*Exercise details*
Look through the listing for the string "name" and copy out every line that holds it.

** Source information follows **

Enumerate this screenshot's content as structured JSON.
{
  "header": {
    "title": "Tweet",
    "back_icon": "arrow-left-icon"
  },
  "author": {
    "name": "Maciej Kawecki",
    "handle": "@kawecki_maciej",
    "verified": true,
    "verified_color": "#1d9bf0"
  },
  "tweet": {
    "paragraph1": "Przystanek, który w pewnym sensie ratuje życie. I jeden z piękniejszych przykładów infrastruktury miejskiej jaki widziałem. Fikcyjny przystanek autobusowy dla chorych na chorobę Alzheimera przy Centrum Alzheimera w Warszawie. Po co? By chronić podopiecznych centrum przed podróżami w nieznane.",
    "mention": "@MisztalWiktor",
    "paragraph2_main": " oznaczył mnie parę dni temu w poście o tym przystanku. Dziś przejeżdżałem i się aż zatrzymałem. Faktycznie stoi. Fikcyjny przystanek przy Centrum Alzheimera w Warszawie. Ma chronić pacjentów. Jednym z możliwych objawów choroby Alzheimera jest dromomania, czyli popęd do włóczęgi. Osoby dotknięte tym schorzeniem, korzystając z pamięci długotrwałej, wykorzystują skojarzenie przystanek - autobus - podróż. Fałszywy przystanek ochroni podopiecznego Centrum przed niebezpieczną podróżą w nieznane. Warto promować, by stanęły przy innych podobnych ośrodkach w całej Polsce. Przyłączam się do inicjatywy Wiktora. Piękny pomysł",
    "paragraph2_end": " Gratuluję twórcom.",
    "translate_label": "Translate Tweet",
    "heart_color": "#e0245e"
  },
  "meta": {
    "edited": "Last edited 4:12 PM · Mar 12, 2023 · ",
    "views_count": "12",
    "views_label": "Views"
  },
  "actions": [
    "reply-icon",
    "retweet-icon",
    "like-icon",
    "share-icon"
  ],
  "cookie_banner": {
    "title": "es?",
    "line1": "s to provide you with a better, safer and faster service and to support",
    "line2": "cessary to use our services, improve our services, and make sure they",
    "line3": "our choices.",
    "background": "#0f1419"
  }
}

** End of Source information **
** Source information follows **

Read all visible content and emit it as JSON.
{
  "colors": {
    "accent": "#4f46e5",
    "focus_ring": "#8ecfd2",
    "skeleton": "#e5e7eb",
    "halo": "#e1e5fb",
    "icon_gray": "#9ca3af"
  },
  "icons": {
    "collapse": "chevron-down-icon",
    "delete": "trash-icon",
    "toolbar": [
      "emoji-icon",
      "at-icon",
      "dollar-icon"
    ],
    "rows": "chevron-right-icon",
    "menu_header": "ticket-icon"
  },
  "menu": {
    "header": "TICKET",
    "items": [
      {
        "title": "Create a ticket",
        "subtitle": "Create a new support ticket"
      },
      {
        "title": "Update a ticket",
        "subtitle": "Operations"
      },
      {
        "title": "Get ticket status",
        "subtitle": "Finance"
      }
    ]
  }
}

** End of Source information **
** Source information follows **

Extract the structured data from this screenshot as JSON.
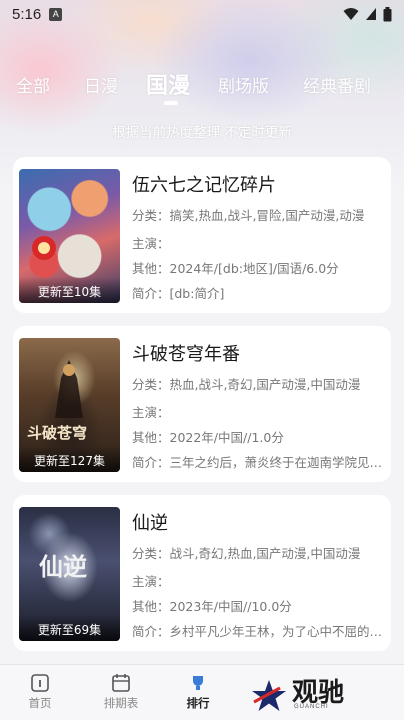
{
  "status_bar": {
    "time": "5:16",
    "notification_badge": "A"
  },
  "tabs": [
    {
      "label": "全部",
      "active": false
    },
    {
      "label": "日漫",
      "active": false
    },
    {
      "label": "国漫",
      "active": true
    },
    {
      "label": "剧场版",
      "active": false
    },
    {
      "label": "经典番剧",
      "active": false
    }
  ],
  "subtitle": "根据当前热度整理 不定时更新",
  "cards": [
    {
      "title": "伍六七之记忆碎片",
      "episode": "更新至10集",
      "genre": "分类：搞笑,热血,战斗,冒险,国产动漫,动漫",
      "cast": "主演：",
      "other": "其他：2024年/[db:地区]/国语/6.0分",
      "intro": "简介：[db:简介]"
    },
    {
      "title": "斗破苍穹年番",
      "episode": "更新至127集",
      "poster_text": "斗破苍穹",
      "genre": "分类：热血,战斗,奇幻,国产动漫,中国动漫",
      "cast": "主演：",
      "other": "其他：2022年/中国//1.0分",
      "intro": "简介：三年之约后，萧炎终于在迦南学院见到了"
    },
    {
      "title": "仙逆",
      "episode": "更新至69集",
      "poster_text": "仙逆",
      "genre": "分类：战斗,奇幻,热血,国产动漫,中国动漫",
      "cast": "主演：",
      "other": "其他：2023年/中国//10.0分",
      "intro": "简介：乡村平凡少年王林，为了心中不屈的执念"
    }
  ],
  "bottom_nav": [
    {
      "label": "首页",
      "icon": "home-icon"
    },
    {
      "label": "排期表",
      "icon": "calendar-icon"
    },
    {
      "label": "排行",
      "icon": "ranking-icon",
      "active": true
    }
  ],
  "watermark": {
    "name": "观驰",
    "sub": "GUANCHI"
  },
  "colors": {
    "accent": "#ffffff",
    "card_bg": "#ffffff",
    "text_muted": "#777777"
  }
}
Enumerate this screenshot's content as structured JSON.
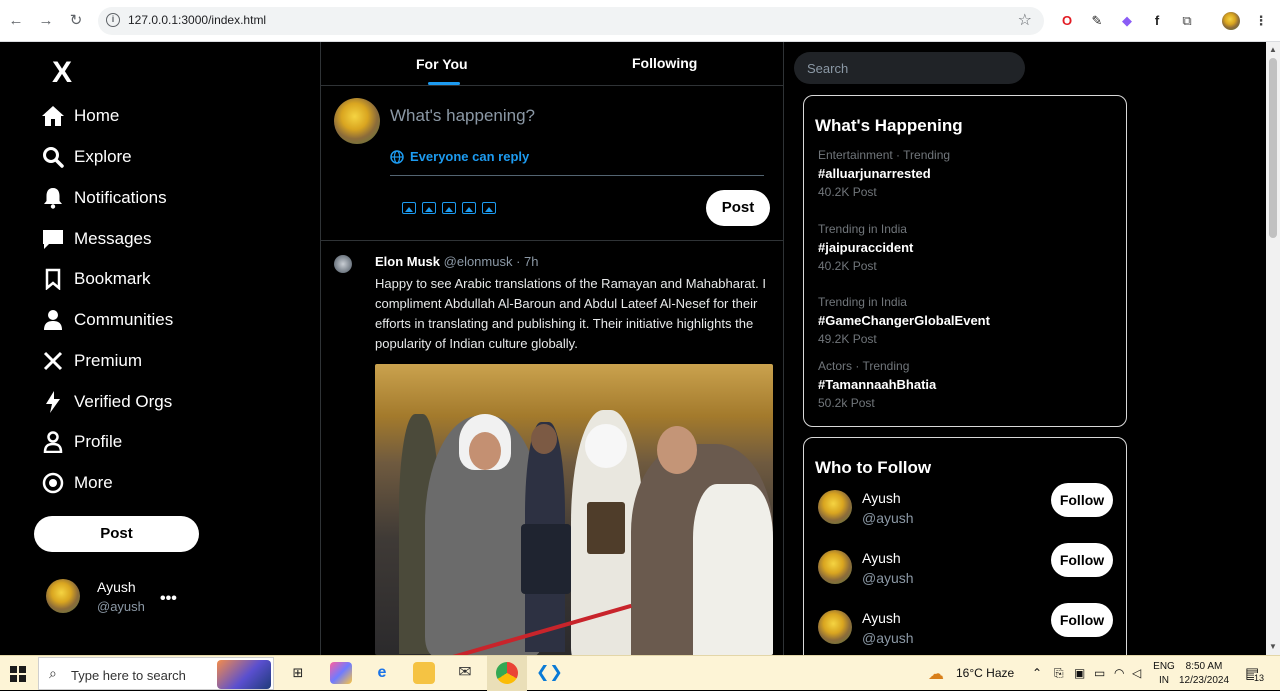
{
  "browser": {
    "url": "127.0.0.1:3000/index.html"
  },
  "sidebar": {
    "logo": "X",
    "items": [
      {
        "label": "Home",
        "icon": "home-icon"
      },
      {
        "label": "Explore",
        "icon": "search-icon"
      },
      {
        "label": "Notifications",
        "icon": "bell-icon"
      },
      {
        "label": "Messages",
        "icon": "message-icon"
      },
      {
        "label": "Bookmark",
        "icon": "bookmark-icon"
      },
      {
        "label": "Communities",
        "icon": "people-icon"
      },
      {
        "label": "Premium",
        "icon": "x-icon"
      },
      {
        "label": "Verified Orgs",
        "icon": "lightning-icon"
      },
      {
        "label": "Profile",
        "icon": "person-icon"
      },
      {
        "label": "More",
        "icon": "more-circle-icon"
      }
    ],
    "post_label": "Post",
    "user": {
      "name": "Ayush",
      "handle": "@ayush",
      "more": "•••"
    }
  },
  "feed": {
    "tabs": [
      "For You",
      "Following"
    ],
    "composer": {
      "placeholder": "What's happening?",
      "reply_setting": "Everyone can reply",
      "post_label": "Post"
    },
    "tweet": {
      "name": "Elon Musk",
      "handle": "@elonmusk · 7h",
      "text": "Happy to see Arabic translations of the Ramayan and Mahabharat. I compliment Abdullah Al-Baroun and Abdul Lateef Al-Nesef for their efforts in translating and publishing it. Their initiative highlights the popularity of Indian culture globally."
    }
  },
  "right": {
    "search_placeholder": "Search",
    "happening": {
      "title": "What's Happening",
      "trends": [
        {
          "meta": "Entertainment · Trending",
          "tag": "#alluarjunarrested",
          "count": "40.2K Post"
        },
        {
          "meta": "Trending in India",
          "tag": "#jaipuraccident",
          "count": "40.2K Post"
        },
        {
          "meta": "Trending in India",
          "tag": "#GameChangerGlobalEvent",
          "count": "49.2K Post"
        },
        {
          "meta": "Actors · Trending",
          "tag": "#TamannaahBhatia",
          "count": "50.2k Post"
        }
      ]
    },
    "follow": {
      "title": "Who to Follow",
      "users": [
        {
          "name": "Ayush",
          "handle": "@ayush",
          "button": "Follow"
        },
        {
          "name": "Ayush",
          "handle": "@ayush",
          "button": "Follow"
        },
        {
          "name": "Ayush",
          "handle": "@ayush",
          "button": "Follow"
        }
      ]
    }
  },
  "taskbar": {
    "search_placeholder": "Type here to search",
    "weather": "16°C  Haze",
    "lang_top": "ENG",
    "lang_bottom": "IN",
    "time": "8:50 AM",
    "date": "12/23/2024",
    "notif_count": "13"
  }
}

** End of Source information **

*Task result*
    "name": "Maciej Kawecki",
    "name": "观驰",
      "name": "Ayush",
      "name": "Elon Musk",
          "name": "Ayush",
          "name": "Ayush",
          "name": "Ayush",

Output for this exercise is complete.